posted on April 01, 2019 12:18
Solutions for the “Treatment-Resistant” Addicted Client: Therapeutic Techniques for Engaging Challenging Clients. (2002). Roes, N., A. Binghamton, NY: The Haworth Press, 188 pp., $27.84, (Paperback), ISBN 978-0-789-01121-3
Review by: Amelia Corrigan, College of Business Administration- International Programs Office, Kent State University, email@example.com
When students face academic difficulty, academic advising professionals often reach out to these students in order to get them back on the track toward success. While many students just need a push in the right direction, other students seem unable or unwilling to take the necessary actions needed to progress toward graduation. While Roes’ (2002) book is addressed to counselors working with clients struggling with addiction, Solutions for the “Treatment-Resistant” Addicted Client: Therapeutic Techniques for Engaging Challenging Clients offers an underlying philosophy of more productive helping relationships as well as techniques for how to assist individuals who seem beyond help. By reviewing the common situations and attitudes displayed by three types of difficult clients – hopeless, “in denial” (quotation marks used in the original), and mandated --, Roes encouraged readers to not blame the lack of improvement on the client’s lack of “readiness’ (p. 2). Roes urged readers instead to cooperate with the client by respecting them and their own goals (p. 3), connecting with the NACADA Core Value of Respect (2017). Despite the different environment, advisors will see their most challenging students’ attitudes and behaviors mirrored in the explanations and case studies shared by Roes.
Roes’ greatest strength in this book is the extensive review of multiple techniques that can be used with challenging clients with scenarios within the chapters as well as through case studies.
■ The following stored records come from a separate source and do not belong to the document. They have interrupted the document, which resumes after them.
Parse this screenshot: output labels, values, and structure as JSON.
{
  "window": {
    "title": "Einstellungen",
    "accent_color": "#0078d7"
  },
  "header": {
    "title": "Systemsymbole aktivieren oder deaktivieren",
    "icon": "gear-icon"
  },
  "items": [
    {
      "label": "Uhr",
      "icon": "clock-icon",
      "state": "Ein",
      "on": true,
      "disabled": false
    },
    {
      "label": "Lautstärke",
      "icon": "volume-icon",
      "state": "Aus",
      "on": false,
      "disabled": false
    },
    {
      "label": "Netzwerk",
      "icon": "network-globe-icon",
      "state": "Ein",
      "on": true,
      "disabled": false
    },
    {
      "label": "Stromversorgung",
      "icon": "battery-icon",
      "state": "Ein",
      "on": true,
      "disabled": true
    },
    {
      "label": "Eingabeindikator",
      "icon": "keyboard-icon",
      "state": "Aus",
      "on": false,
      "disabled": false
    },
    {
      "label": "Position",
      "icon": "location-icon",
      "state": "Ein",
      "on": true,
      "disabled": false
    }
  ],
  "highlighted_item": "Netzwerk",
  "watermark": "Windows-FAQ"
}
For example, in his discussion of “exploring exceptions” (p. 39-43), Roes included three separate lists of specific questions used within this technique. Advisors can review these questions and translate them for their own students who may be struggling with problems such as skipping class or forgetting assignments. Because Roes wrote outside of any particular counseling philosophy (p. 1), advisors can adapt these techniques within the context of their own advising philosophies. Roes explained in each chapter what the technique is, why it is used, and how it helps difficult clients move forward. Because of these thorough explanations, advisors without any counseling background can understand the benefits and pitfalls of using any particular technique and adjust or discard accordingly. Advisors can implement these techniques in order to improve their ability to “plan and conduct successful advising interactions” (NACADA, 2017). Roes’ book is less than 200 pages but efficiently communicates its main ideas without fluff so any advisor who works with students who need additional assistance, such as those on academic probation, will spend their time wisely by reading this text.
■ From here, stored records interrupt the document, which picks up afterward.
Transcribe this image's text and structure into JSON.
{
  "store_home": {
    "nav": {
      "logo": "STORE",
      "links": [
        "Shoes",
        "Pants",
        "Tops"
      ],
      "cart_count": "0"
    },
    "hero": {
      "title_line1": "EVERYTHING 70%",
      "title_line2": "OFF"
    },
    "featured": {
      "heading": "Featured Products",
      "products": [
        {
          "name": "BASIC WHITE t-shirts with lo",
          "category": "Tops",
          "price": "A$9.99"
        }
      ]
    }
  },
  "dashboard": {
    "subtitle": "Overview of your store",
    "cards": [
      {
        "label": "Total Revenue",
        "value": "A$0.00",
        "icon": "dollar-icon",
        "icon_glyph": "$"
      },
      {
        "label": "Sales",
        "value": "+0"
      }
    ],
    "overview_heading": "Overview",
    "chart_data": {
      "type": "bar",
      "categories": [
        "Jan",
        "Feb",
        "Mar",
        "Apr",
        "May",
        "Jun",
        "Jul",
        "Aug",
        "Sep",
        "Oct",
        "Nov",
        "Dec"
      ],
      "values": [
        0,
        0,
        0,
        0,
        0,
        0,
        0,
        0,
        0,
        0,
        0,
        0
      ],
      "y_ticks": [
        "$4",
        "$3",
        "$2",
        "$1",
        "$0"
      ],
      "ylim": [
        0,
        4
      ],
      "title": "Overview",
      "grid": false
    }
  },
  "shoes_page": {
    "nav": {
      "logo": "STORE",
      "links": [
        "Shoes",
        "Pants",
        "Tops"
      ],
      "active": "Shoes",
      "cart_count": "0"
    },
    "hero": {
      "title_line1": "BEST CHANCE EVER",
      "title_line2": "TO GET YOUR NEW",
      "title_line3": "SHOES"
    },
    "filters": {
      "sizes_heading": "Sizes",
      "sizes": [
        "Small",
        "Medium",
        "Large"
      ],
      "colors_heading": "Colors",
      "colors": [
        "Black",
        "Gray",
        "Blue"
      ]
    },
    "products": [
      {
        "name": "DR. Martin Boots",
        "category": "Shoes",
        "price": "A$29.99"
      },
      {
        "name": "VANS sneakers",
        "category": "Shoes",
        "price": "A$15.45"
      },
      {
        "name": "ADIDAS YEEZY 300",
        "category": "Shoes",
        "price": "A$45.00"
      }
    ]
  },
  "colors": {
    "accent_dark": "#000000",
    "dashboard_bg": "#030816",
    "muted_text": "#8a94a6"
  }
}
Despite the drawback of its assumption that the reader works within the counseling field, Roes’ detailed but concise explanations of the three main types of difficult individuals and how to help them add up to a resource that is worthwhile for academic advisors. While any advisor would benefit from this resource, I would recommend this book especially to any advisor assigned to help academically underprepared students in order to structure productive conversations and develop student-led plans for college success.
NACADA: The Global Community for Academic Advising. (2017). NACADA academic advising core competencies model. Retrieved from https://www.nacada.ksu.edu/Resources/Pillars/CoreCompetencies.aspx.
NACADA: The Global Community for Academic Advising. (2017). NACADA core values of academic advising. Retrieved from https://www.nacada.ksu.edu/Resources/Pillars/CoreValues.aspx.